Sparrowhawk

If you find a pile of feathers in the garden, you have probably had a visit from a Sparrowhawk. If you are exceptionally lucky, he may still be on your fence post plucking his victim to bits and having a little dinner.

The Sparrowhawk is one of our smallest birds of prey, the male being about Collared Dove sized. The male is a blueish-grey and has reddish barred underparts that can look orange. He has a grey tail marked with 4 or 5 dark bars. The female is 25% larger than the male and can weigh twice as much – one of the greatest size differences between the sexes in any bird species. She is browner and has dull white underparts with grey bars. She also has a pale stripe over her eye where she has applied her mascara to look fierce. She is not a fatty by being bigger but an Amazonian killing machine.
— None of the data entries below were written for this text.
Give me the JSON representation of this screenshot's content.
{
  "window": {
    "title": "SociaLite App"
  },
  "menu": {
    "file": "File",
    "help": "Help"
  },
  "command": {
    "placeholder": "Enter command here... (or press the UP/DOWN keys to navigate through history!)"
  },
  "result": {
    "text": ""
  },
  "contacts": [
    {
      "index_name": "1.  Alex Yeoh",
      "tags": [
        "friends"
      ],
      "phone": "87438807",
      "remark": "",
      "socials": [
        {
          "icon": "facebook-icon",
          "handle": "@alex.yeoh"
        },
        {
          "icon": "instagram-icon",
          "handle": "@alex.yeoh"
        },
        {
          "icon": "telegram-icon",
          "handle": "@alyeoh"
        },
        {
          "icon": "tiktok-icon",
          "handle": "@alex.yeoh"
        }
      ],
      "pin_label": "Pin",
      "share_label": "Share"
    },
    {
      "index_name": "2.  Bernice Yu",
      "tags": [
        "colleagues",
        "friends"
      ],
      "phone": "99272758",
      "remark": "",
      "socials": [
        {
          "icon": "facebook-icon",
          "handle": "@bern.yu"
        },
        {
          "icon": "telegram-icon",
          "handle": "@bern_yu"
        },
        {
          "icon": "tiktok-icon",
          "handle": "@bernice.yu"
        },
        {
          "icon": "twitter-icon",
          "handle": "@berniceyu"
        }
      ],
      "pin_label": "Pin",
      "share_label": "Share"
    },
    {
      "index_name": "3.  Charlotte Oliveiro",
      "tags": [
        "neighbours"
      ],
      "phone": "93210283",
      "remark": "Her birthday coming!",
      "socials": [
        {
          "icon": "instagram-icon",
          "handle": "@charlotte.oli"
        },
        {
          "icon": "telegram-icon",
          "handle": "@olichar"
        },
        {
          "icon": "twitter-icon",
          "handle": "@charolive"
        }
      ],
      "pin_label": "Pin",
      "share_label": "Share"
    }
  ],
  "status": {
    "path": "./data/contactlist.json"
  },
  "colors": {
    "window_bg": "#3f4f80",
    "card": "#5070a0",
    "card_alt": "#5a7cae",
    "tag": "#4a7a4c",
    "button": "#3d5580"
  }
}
In flight, the Sparrowhawk has a long slim tail and relatively short broad wings, adaptations for manoeuvring through trees and woodland glades. They fly by doing quick wing beats followed by long glides (flap-flap-glide) unlike a Kestrel (which is bigger and flaps about all over the place). Sparrowhawks are like deadly cruise missiles, flying low over the terrain and looping up over the top of a hedge, inches away from it, and diving down the other side to take their victims by surprise. All you see is a flash of blue-grey wings and the long barred tail. If the hedgerow birds suddenly start making alarm calls, it could be an incoming Sparrowhawk.

They eat mainly small birds like Chaffinch, Yellowhammers, Great Tits and especially (you guessed it) Sparrows. The female will take larger birds such as Blackbirds, Starlings, and Collared Doves. During one year, a Sparrowhawk can munch through over a 1,000 cute little feathered victims. Don't get too upset though as cats, with over 10 million in Britain, kill far more birds than the Sparrowhawk does. Their deadly reputation makes racing Pigeon owners and chicken breeders particularly twitchy, though their claims it was nasty Mr Sparrowhawk that did it have not been backed up by any studies.

The Sparrowhawk nests in woodland where it can hunt along the edges and clearings or make a short trip to your garden. The nest is made of twigs and sticks in the fork of a tree and can measure up to 60cm (2ft) across. The eggs are laid in late April and the incubation of the 4-6 pale blue, brown-spotted eggs is done by mum while dad gets food by going to the supermarket garden feeder. The eggs hatch after 35 days. Both parents then feed the youngsters who stay in the nest for a further 28 days before venturing out to sit on a nearby branch and be teenagers. (Whatever!) The youngsters finally fly a few days later but still depend on mum and dad to feed them for another 20 days while they finish stealth flying school. The Sparrowhawk is silent for most of the year. Dad only making a rapid "kew-kew-kew" call when bringing in a tasty morsel for mum to eat while she sits on the nest.

The Sparrowhawk is now one of the most common birds of prey in Europe. There are more Sparrowhawks than you think there are, as that flash of grey out of the corner of your eye can too often be dismissed as a Pigeon. There are about 80,000 spread all over the country. They are largely resident and don't move far. Some North European birds may move south in winter and reach the eastern shores of Britain. A few decades ago, the use of chemicals in farming nearly wiped out the Sparrowhawk, but banning these chemicals has allowed them to recover. The English folk names for the Sparrowhawk include 'blue hawk', referring to the adult male's colouration, as well as 'hedge hawk' from its cruise missile tactics.

The Latin name is ’accipiter nisus’ with ’accipiter’ meaning 'hawk' and ’nisus’ from the king of Megara. According to Greek mythology, Nisus, the king of Megara, was turned into a Sparrowhawk after his daughter, Scylla, cut off his only purple lock of hair (which made him invincible but look a bit weird) and presented it to her lover (and Nisus' enemy), Minos (a nasty piece of work who fed young girls to his pet Minotaur). Don't you think being turned into a Sparrowhawk to escape is pretty cool?

.

Leave a Reply

Your email address will not be published. Required fields are marked *